• **YOUR GOAL**
When you reproduce these records, keep every word exactly and drop the images.

━━━━━━━━━━━━━━━━━━━━━━━━━━━━━━

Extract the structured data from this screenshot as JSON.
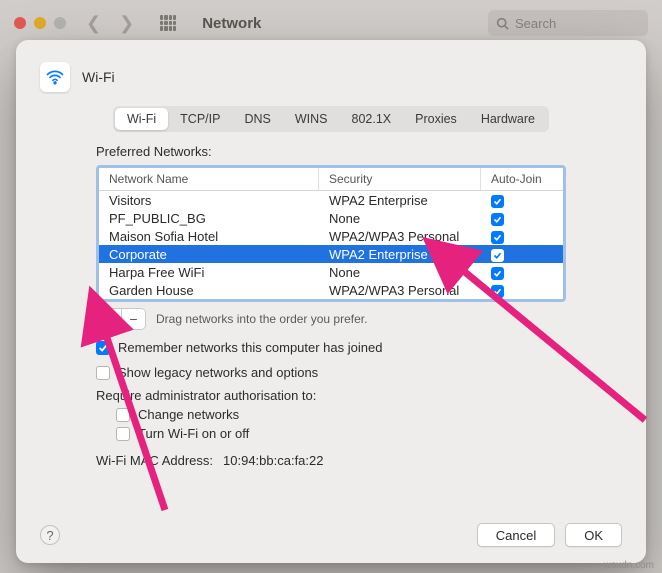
{
  "bg": {
    "title": "Network",
    "search_placeholder": "Search"
  },
  "sheet": {
    "title": "Wi-Fi"
  },
  "tabs": [
    "Wi-Fi",
    "TCP/IP",
    "DNS",
    "WINS",
    "802.1X",
    "Proxies",
    "Hardware"
  ],
  "active_tab": 0,
  "section_label": "Preferred Networks:",
  "columns": {
    "name": "Network Name",
    "security": "Security",
    "autojoin": "Auto-Join"
  },
  "networks": [
    {
      "name": "Visitors",
      "security": "WPA2 Enterprise",
      "autojoin": true,
      "selected": false
    },
    {
      "name": "PF_PUBLIC_BG",
      "security": "None",
      "autojoin": true,
      "selected": false
    },
    {
      "name": "Maison Sofia Hotel",
      "security": "WPA2/WPA3 Personal",
      "autojoin": true,
      "selected": false
    },
    {
      "name": "Corporate",
      "security": "WPA2 Enterprise",
      "autojoin": true,
      "selected": true
    },
    {
      "name": "Harpa Free WiFi",
      "security": "None",
      "autojoin": true,
      "selected": false
    },
    {
      "name": "Garden House",
      "security": "WPA2/WPA3 Personal",
      "autojoin": true,
      "selected": false
    }
  ],
  "drag_hint": "Drag networks into the order you prefer.",
  "options": {
    "remember": {
      "label": "Remember networks this computer has joined",
      "checked": true
    },
    "show_legacy": {
      "label": "Show legacy networks and options",
      "checked": false
    },
    "require_label": "Require administrator authorisation to:",
    "change_networks": {
      "label": "Change networks",
      "checked": false
    },
    "turn_wifi": {
      "label": "Turn Wi-Fi on or off",
      "checked": false
    }
  },
  "mac": {
    "label": "Wi-Fi MAC Address:",
    "value": "10:94:bb:ca:fa:22"
  },
  "buttons": {
    "plus": "+",
    "minus": "−",
    "cancel": "Cancel",
    "ok": "OK",
    "help": "?"
  },
  "watermark": "wsxdn.com"
}
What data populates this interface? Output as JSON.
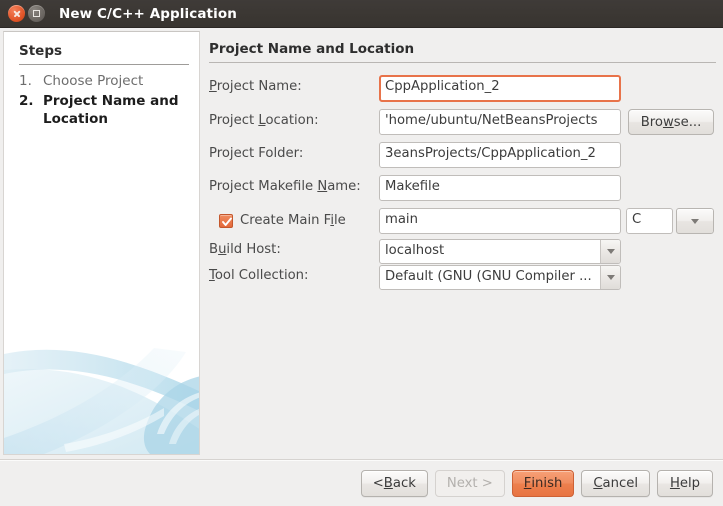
{
  "window": {
    "title": "New C/C++ Application",
    "close_icon": "close-icon",
    "maximize_icon": "maximize-icon"
  },
  "sidebar": {
    "heading": "Steps",
    "items": [
      {
        "number": "1.",
        "label": "Choose Project",
        "active": false
      },
      {
        "number": "2.",
        "label": "Project Name and Location",
        "active": true
      }
    ]
  },
  "content": {
    "heading": "Project Name and Location",
    "fields": [
      {
        "label_pre": "P",
        "label_mn": "",
        "label_post": "roject Name:",
        "mnemonic": "P",
        "value": "CppApplication_2",
        "focused": true
      },
      {
        "label": "Project Location:",
        "mnemonic": "L",
        "value": "'home/ubuntu/NetBeansProjects"
      },
      {
        "label": "Project Folder:",
        "mnemonic": "",
        "value": "3eansProjects/CppApplication_2"
      },
      {
        "label": "Project Makefile Name:",
        "mnemonic": "N",
        "value": "Makefile"
      }
    ],
    "labels": {
      "project_name_a": "P",
      "project_name_b": "roject Name:",
      "project_location_a": "Project ",
      "project_location_b": "L",
      "project_location_c": "ocation:",
      "project_folder": "Project Folder:",
      "project_makefile_a": "Project Makefile ",
      "project_makefile_b": "N",
      "project_makefile_c": "ame:",
      "build_host_a": "B",
      "build_host_b": "u",
      "build_host_c": "ild Host:",
      "tool_collection_a": "T",
      "tool_collection_b": "ool Collection:",
      "create_main_file_a": "Create Main F",
      "create_main_file_b": "i",
      "create_main_file_c": "le"
    },
    "values": {
      "project_name": "CppApplication_2",
      "project_location": "'home/ubuntu/NetBeansProjects",
      "project_folder": "3eansProjects/CppApplication_2",
      "project_makefile_name": "Makefile",
      "main_file_name": "main",
      "main_file_language": "C",
      "build_host": "localhost",
      "tool_collection": "Default (GNU (GNU Compiler ..."
    },
    "browse_button": {
      "pre": "Bro",
      "mn": "w",
      "post": "se..."
    },
    "create_main_file_checked": true
  },
  "buttons": [
    {
      "name": "back",
      "pre": "< ",
      "mn": "B",
      "post": "ack",
      "state": "normal"
    },
    {
      "name": "next",
      "pre": "Next >",
      "mn": "",
      "post": "",
      "state": "disabled"
    },
    {
      "name": "finish",
      "pre": "",
      "mn": "F",
      "post": "inish",
      "state": "primary"
    },
    {
      "name": "cancel",
      "pre": "",
      "mn": "C",
      "post": "ancel",
      "state": "normal"
    },
    {
      "name": "help",
      "pre": "",
      "mn": "H",
      "post": "elp",
      "state": "normal"
    }
  ],
  "button_labels": {
    "back_pre": "< ",
    "back_mn": "B",
    "back_post": "ack",
    "next": "Next >",
    "finish_mn": "F",
    "finish_post": "inish",
    "cancel_mn": "C",
    "cancel_post": "ancel",
    "help_mn": "H",
    "help_post": "elp"
  },
  "colors": {
    "titlebar": "#3b3733",
    "accent_orange": "#e8734a",
    "panel_bg": "#f0efee",
    "panel_white": "#ffffff",
    "swoosh_blue": "#bcdcea"
  }
}
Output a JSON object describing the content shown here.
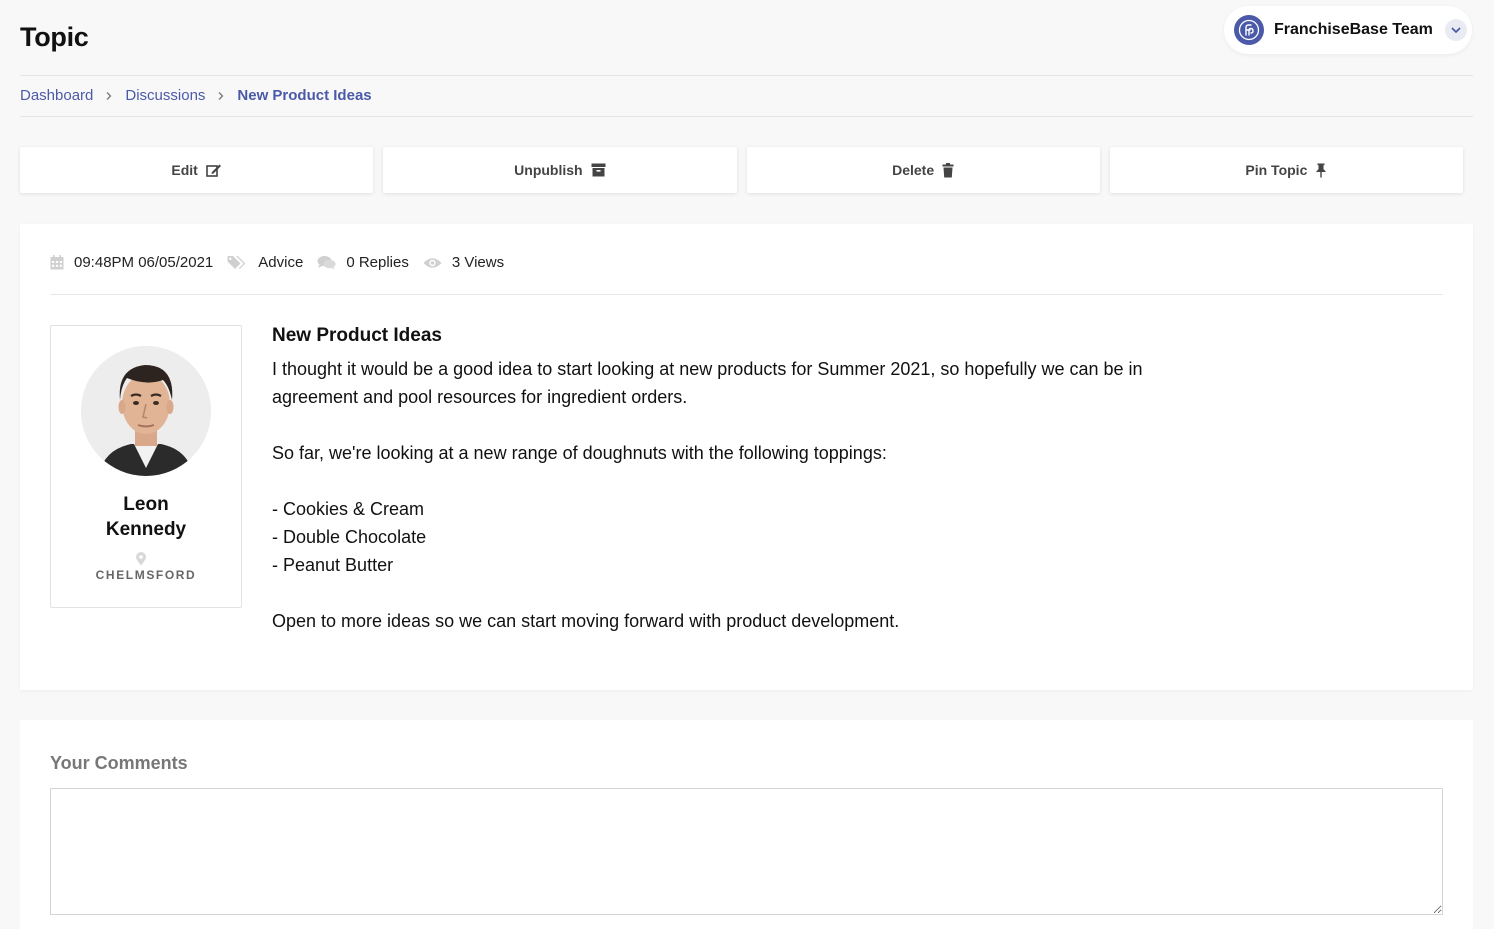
{
  "page": {
    "title": "Topic"
  },
  "team": {
    "name": "FranchiseBase Team"
  },
  "breadcrumb": [
    {
      "label": "Dashboard"
    },
    {
      "label": "Discussions"
    },
    {
      "label": "New Product Ideas"
    }
  ],
  "actions": {
    "edit": "Edit",
    "unpublish": "Unpublish",
    "delete": "Delete",
    "pin": "Pin Topic"
  },
  "meta": {
    "datetime": "09:48PM 06/05/2021",
    "category": "Advice",
    "replies": "0 Replies",
    "views": "3 Views"
  },
  "author": {
    "first_name": "Leon",
    "last_name": "Kennedy",
    "location": "CHELMSFORD"
  },
  "post": {
    "title": "New Product Ideas",
    "intro": "I thought it would be a good idea to start looking at new products for Summer 2021, so hopefully we can be in agreement and pool resources for ingredient orders.",
    "lead": "So far, we're looking at a new range of doughnuts with the following toppings:",
    "toppings": [
      "- Cookies & Cream",
      "- Double Chocolate",
      "- Peanut Butter"
    ],
    "closing": "Open to more ideas so we can start moving forward with product development."
  },
  "comments": {
    "label": "Your Comments",
    "value": ""
  },
  "icons": {
    "team_logo": "franchisebase-logo-icon",
    "chevron": "chevron-down-icon",
    "breadcrumb_sep": "chevron-right-icon",
    "edit": "edit-icon",
    "unpublish": "archive-icon",
    "delete": "trash-icon",
    "pin": "pin-icon",
    "datetime": "calendar-icon",
    "category": "tag-icon",
    "replies": "comments-icon",
    "views": "eye-icon",
    "location": "map-pin-icon"
  },
  "colors": {
    "accent": "#4b5aa8",
    "background": "#f8f8f8",
    "card": "#ffffff"
  }
}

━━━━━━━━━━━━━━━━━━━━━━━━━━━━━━

• **SOLUTION**
Extract the structured data from this screenshot as JSON.
{
  "bg": {
    "title": "Network",
    "search_placeholder": "Search"
  },
  "sheet": {
    "title": "Wi-Fi"
  },
  "tabs": [
    "Wi-Fi",
    "TCP/IP",
    "DNS",
    "WINS",
    "802.1X",
    "Proxies",
    "Hardware"
  ],
  "active_tab": 0,
  "section_label": "Preferred Networks:",
  "columns": {
    "name": "Network Name",
    "security": "Security",
    "autojoin": "Auto-Join"
  },
  "networks": [
    {
      "name": "Visitors",
      "security": "WPA2 Enterprise",
      "autojoin": true,
      "selected": false
    },
    {
      "name": "PF_PUBLIC_BG",
      "security": "None",
      "autojoin": true,
      "selected": false
    },
    {
      "name": "Maison Sofia Hotel",
      "security": "WPA2/WPA3 Personal",
      "autojoin": true,
      "selected": false
    },
    {
      "name": "Corporate",
      "security": "WPA2 Enterprise",
      "autojoin": true,
      "selected": true
    },
    {
      "name": "Harpa Free WiFi",
      "security": "None",
      "autojoin": true,
      "selected": false
    },
    {
      "name": "Garden House",
      "security": "WPA2/WPA3 Personal",
      "autojoin": true,
      "selected": false
    }
  ],
  "drag_hint": "Drag networks into the order you prefer.",
  "options": {
    "remember": {
      "label": "Remember networks this computer has joined",
      "checked": true
    },
    "show_legacy": {
      "label": "Show legacy networks and options",
      "checked": false
    },
    "require_label": "Require administrator authorisation to:",
    "change_networks": {
      "label": "Change networks",
      "checked": false
    },
    "turn_wifi": {
      "label": "Turn Wi-Fi on or off",
      "checked": false
    }
  },
  "mac": {
    "label": "Wi-Fi MAC Address:",
    "value": "10:94:bb:ca:fa:22"
  },
  "buttons": {
    "plus": "+",
    "minus": "−",
    "cancel": "Cancel",
    "ok": "OK",
    "help": "?"
  },
  "watermark": "wsxdn.com"
}
What data populates this interface? Output as JSON.
{
  "window": {
    "title": "New C/C++ Application",
    "close_icon": "close-icon",
    "maximize_icon": "maximize-icon"
  },
  "sidebar": {
    "heading": "Steps",
    "items": [
      {
        "number": "1.",
        "label": "Choose Project",
        "active": false
      },
      {
        "number": "2.",
        "label": "Project Name and Location",
        "active": true
      }
    ]
  },
  "content": {
    "heading": "Project Name and Location",
    "fields": [
      {
        "label_pre": "P",
        "label_mn": "",
        "label_post": "roject Name:",
        "mnemonic": "P",
        "value": "CppApplication_2",
        "focused": true
      },
      {
        "label": "Project Location:",
        "mnemonic": "L",
        "value": "'home/ubuntu/NetBeansProjects"
      },
      {
        "label": "Project Folder:",
        "mnemonic": "",
        "value": "3eansProjects/CppApplication_2"
      },
      {
        "label": "Project Makefile Name:",
        "mnemonic": "N",
        "value": "Makefile"
      }
    ],
    "labels": {
      "project_name_a": "P",
      "project_name_b": "roject Name:",
      "project_location_a": "Project ",
      "project_location_b": "L",
      "project_location_c": "ocation:",
      "project_folder": "Project Folder:",
      "project_makefile_a": "Project Makefile ",
      "project_makefile_b": "N",
      "project_makefile_c": "ame:",
      "build_host_a": "B",
      "build_host_b": "u",
      "build_host_c": "ild Host:",
      "tool_collection_a": "T",
      "tool_collection_b": "ool Collection:",
      "create_main_file_a": "Create Main F",
      "create_main_file_b": "i",
      "create_main_file_c": "le"
    },
    "values": {
      "project_name": "CppApplication_2",
      "project_location": "'home/ubuntu/NetBeansProjects",
      "project_folder": "3eansProjects/CppApplication_2",
      "project_makefile_name": "Makefile",
      "main_file_name": "main",
      "main_file_language": "C",
      "build_host": "localhost",
      "tool_collection": "Default (GNU (GNU Compiler ..."
    },
    "browse_button": {
      "pre": "Bro",
      "mn": "w",
      "post": "se..."
    },
    "create_main_file_checked": true
  },
  "buttons": [
    {
      "name": "back",
      "pre": "< ",
      "mn": "B",
      "post": "ack",
      "state": "normal"
    },
    {
      "name": "next",
      "pre": "Next >",
      "mn": "",
      "post": "",
      "state": "disabled"
    },
    {
      "name": "finish",
      "pre": "",
      "mn": "F",
      "post": "inish",
      "state": "primary"
    },
    {
      "name": "cancel",
      "pre": "",
      "mn": "C",
      "post": "ancel",
      "state": "normal"
    },
    {
      "name": "help",
      "pre": "",
      "mn": "H",
      "post": "elp",
      "state": "normal"
    }
  ],
  "button_labels": {
    "back_pre": "< ",
    "back_mn": "B",
    "back_post": "ack",
    "next": "Next >",
    "finish_mn": "F",
    "finish_post": "inish",
    "cancel_mn": "C",
    "cancel_post": "ancel",
    "help_mn": "H",
    "help_post": "elp"
  },
  "colors": {
    "titlebar": "#3b3733",
    "accent_orange": "#e8734a",
    "panel_bg": "#f0efee",
    "panel_white": "#ffffff",
    "swoosh_blue": "#bcdcea"
  }
}
Output a JSON object describing the content shown here.
{
  "page": {
    "title": "Topic"
  },
  "team": {
    "name": "FranchiseBase Team"
  },
  "breadcrumb": [
    {
      "label": "Dashboard"
    },
    {
      "label": "Discussions"
    },
    {
      "label": "New Product Ideas"
    }
  ],
  "actions": {
    "edit": "Edit",
    "unpublish": "Unpublish",
    "delete": "Delete",
    "pin": "Pin Topic"
  },
  "meta": {
    "datetime": "09:48PM 06/05/2021",
    "category": "Advice",
    "replies": "0 Replies",
    "views": "3 Views"
  },
  "author": {
    "first_name": "Leon",
    "last_name": "Kennedy",
    "location": "CHELMSFORD"
  },
  "post": {
    "title": "New Product Ideas",
    "intro": "I thought it would be a good idea to start looking at new products for Summer 2021, so hopefully we can be in agreement and pool resources for ingredient orders.",
    "lead": "So far, we're looking at a new range of doughnuts with the following toppings:",
    "toppings": [
      "- Cookies & Cream",
      "- Double Chocolate",
      "- Peanut Butter"
    ],
    "closing": "Open to more ideas so we can start moving forward with product development."
  },
  "comments": {
    "label": "Your Comments",
    "value": ""
  },
  "icons": {
    "team_logo": "franchisebase-logo-icon",
    "chevron": "chevron-down-icon",
    "breadcrumb_sep": "chevron-right-icon",
    "edit": "edit-icon",
    "unpublish": "archive-icon",
    "delete": "trash-icon",
    "pin": "pin-icon",
    "datetime": "calendar-icon",
    "category": "tag-icon",
    "replies": "comments-icon",
    "views": "eye-icon",
    "location": "map-pin-icon"
  },
  "colors": {
    "accent": "#4b5aa8",
    "background": "#f8f8f8",
    "card": "#ffffff"
  }
}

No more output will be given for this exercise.